● WHAT YOU WILL DO
Below are some records; find each line that carries the word "title" and copy it.

Data entries
####################

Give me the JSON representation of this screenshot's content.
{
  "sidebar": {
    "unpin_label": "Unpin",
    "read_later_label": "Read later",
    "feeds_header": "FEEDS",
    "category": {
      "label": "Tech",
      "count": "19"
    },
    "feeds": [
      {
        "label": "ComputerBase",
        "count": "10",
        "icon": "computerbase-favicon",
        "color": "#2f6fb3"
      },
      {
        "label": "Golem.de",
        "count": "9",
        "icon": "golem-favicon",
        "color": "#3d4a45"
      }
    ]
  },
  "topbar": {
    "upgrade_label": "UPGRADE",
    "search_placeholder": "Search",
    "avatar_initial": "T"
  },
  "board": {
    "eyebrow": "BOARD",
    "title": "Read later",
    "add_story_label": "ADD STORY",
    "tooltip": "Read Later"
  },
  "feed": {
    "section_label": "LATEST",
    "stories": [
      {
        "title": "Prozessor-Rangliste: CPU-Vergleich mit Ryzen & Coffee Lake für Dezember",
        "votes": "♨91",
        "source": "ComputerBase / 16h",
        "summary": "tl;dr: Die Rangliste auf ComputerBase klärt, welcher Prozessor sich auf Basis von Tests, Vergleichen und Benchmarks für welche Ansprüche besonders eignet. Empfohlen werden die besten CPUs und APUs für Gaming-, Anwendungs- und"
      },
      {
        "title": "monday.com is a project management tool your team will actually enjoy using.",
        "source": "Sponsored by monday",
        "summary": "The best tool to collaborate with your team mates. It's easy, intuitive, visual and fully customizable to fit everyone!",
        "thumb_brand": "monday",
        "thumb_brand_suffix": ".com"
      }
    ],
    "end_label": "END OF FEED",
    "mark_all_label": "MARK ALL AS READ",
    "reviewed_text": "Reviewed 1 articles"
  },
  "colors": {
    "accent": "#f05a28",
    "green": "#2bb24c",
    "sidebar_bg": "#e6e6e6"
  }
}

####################

● EXERCISE RESULT
    "title": "Read later",
        "title": "Prozessor-Rangliste: CPU-Vergleich mit Ryzen & Coffee Lake für Dezember",
        "title": "monday.com is a project management tool your team will actually enjoy using.",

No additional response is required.